>>>

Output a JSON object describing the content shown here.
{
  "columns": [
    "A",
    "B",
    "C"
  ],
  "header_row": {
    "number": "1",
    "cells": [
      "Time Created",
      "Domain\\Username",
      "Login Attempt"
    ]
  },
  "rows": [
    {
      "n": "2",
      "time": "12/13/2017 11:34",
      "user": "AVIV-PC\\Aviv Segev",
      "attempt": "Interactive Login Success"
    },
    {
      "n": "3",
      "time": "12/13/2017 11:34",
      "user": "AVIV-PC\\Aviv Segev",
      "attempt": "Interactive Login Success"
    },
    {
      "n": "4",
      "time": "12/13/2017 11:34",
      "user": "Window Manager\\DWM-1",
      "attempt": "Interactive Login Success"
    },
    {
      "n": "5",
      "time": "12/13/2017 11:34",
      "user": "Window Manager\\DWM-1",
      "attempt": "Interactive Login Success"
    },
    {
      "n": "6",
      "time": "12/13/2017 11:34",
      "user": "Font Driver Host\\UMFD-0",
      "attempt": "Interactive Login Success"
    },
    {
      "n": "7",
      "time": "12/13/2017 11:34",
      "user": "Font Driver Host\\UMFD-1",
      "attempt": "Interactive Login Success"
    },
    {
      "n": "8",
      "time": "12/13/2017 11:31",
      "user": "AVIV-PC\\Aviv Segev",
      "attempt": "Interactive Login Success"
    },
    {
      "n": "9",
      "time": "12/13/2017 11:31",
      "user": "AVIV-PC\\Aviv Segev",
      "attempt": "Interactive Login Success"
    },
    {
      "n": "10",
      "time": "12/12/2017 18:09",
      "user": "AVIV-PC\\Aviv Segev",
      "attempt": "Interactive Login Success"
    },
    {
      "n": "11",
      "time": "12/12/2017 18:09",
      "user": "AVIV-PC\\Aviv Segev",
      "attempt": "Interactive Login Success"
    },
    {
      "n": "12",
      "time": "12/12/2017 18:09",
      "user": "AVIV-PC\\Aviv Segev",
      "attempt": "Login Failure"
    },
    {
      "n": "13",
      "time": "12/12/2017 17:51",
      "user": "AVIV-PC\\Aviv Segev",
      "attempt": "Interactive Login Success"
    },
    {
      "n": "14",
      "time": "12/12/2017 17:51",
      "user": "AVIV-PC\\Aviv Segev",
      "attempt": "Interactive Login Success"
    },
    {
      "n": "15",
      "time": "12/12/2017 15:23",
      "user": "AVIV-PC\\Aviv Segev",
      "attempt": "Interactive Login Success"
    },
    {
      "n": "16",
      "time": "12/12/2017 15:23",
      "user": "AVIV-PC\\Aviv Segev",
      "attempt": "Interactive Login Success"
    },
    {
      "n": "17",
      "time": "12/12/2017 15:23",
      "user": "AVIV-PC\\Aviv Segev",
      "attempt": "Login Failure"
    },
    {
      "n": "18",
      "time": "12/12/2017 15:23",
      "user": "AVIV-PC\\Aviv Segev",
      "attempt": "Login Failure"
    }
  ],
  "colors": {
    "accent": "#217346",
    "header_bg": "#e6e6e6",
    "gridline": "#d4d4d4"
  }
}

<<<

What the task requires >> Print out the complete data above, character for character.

Answer to the problem >>
Output a JSON object describing the content shown here.
{
  "columns": [
    "A",
    "B",
    "C"
  ],
  "header_row": {
    "number": "1",
    "cells": [
      "Time Created",
      "Domain\\Username",
      "Login Attempt"
    ]
  },
  "rows": [
    {
      "n": "2",
      "time": "12/13/2017 11:34",
      "user": "AVIV-PC\\Aviv Segev",
      "attempt": "Interactive Login Success"
    },
    {
      "n": "3",
      "time": "12/13/2017 11:34",
      "user": "AVIV-PC\\Aviv Segev",
      "attempt": "Interactive Login Success"
    },
    {
      "n": "4",
      "time": "12/13/2017 11:34",
      "user": "Window Manager\\DWM-1",
      "attempt": "Interactive Login Success"
    },
    {
      "n": "5",
      "time": "12/13/2017 11:34",
      "user": "Window Manager\\DWM-1",
      "attempt": "Interactive Login Success"
    },
    {
      "n": "6",
      "time": "12/13/2017 11:34",
      "user": "Font Driver Host\\UMFD-0",
      "attempt": "Interactive Login Success"
    },
    {
      "n": "7",
      "time": "12/13/2017 11:34",
      "user": "Font Driver Host\\UMFD-1",
      "attempt": "Interactive Login Success"
    },
    {
      "n": "8",
      "time": "12/13/2017 11:31",
      "user": "AVIV-PC\\Aviv Segev",
      "attempt": "Interactive Login Success"
    },
    {
      "n": "9",
      "time": "12/13/2017 11:31",
      "user": "AVIV-PC\\Aviv Segev",
      "attempt": "Interactive Login Success"
    },
    {
      "n": "10",
      "time": "12/12/2017 18:09",
      "user": "AVIV-PC\\Aviv Segev",
      "attempt": "Interactive Login Success"
    },
    {
      "n": "11",
      "time": "12/12/2017 18:09",
      "user": "AVIV-PC\\Aviv Segev",
      "attempt": "Interactive Login Success"
    },
    {
      "n": "12",
      "time": "12/12/2017 18:09",
      "user": "AVIV-PC\\Aviv Segev",
      "attempt": "Login Failure"
    },
    {
      "n": "13",
      "time": "12/12/2017 17:51",
      "user": "AVIV-PC\\Aviv Segev",
      "attempt": "Interactive Login Success"
    },
    {
      "n": "14",
      "time": "12/12/2017 17:51",
      "user": "AVIV-PC\\Aviv Segev",
      "attempt": "Interactive Login Success"
    },
    {
      "n": "15",
      "time": "12/12/2017 15:23",
      "user": "AVIV-PC\\Aviv Segev",
      "attempt": "Interactive Login Success"
    },
    {
      "n": "16",
      "time": "12/12/2017 15:23",
      "user": "AVIV-PC\\Aviv Segev",
      "attempt": "Interactive Login Success"
    },
    {
      "n": "17",
      "time": "12/12/2017 15:23",
      "user": "AVIV-PC\\Aviv Segev",
      "attempt": "Login Failure"
    },
    {
      "n": "18",
      "time": "12/12/2017 15:23",
      "user": "AVIV-PC\\Aviv Segev",
      "attempt": "Login Failure"
    }
  ],
  "colors": {
    "accent": "#217346",
    "header_bg": "#e6e6e6",
    "gridline": "#d4d4d4"
  }
}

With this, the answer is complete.